The first United States Open Championship was won by Horace Rawlins in September 1895 at Newport Golf Club in Rhode Island. Rawlins earned $150, a gold champion’s medal, and possession of the championship sterling silver cup for one year. The trophy was designated for display at Rawlins’ club until it was presented to the next year’s champion. Thus began an annual rite that has endured for more than a century.
The original two-handled cup was destroyed by fire in September 1946 at Lloyd Mangrum’s home country club, Tam O’Shanter, outside of Chicago. The USGA considered replacing it with a new design, but opted instead to preserve the look of the original with a full-scale replica on April 24, 1947. This replica remained in service, passed from champion to champion until 1986, when it was permanently retired to the USGA Golf Museum. Today, the U.S. Open champion receives possession of the 1986 full-scale replica. The original U.S. Open Trophy is on display at the USGA Golf Museum in Liberty Corner, N.J.
FUTURE U.S. OPENS IN THIS DECADE
June 13-16, 2024: Pinehurst Resort & Country Club (Course No. 2), Village of Pinehurst, N.C.
June 12-15, 2025: Oakmont (Pa.) Country Club
June 18-21, 2026: Shinnecock Hills Golf Club, Southampton, N.Y.
June 17-20, 2027: Pebble Beach (Calif.) Golf Links
June 15-18, 2028: Winged Foot Golf Club (West Course), Mamaroneck, N.Y.

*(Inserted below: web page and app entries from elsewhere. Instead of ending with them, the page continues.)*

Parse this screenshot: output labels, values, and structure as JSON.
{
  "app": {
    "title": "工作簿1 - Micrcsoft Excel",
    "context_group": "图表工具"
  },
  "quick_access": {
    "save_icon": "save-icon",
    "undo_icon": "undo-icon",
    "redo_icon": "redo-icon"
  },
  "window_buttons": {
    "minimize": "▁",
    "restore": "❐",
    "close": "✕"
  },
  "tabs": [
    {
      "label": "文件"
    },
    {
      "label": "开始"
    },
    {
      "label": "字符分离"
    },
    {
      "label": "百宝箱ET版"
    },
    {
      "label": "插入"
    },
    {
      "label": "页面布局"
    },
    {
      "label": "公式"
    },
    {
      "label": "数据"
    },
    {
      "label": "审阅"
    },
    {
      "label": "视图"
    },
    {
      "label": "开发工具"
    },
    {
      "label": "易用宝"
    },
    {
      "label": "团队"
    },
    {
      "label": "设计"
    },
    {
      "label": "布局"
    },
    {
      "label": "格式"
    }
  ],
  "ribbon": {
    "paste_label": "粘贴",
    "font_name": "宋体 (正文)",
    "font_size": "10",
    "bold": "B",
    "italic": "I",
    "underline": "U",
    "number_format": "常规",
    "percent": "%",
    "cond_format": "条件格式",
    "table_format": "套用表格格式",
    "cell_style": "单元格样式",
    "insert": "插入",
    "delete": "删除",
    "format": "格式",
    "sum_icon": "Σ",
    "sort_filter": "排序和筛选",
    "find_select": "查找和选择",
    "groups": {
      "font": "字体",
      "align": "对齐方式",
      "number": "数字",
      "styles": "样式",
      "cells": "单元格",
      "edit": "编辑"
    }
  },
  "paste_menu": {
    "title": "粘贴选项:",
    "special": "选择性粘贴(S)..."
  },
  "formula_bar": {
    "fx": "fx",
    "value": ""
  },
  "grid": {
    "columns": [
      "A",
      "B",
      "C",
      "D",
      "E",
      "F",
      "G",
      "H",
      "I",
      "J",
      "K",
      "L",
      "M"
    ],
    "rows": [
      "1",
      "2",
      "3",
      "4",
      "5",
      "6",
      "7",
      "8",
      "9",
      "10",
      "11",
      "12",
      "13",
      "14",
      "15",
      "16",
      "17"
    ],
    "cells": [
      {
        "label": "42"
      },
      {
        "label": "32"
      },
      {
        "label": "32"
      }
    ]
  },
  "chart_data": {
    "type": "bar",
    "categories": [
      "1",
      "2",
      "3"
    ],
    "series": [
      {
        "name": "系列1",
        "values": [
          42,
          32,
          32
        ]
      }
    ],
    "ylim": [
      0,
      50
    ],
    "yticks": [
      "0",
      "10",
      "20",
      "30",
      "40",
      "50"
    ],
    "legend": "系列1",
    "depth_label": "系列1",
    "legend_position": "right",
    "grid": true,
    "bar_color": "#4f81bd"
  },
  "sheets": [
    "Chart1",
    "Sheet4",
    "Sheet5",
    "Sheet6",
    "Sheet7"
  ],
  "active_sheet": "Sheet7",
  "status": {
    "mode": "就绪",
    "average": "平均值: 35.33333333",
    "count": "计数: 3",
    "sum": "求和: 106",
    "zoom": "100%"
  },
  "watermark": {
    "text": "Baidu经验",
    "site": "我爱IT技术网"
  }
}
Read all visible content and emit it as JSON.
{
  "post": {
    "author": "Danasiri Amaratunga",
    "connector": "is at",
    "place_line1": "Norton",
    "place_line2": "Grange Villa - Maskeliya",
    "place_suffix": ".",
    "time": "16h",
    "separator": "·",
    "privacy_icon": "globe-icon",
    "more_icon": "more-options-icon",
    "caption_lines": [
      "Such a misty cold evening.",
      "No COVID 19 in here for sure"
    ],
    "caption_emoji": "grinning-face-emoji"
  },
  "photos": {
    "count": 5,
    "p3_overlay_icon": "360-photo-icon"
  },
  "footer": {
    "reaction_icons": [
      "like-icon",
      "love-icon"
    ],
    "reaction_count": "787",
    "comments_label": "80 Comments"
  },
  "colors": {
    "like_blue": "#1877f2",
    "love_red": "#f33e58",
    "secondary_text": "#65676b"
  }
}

June 14-17, 2029: Pinehurst Resort & Country Club (Course No. 2), Village of Pinehurst, N.C.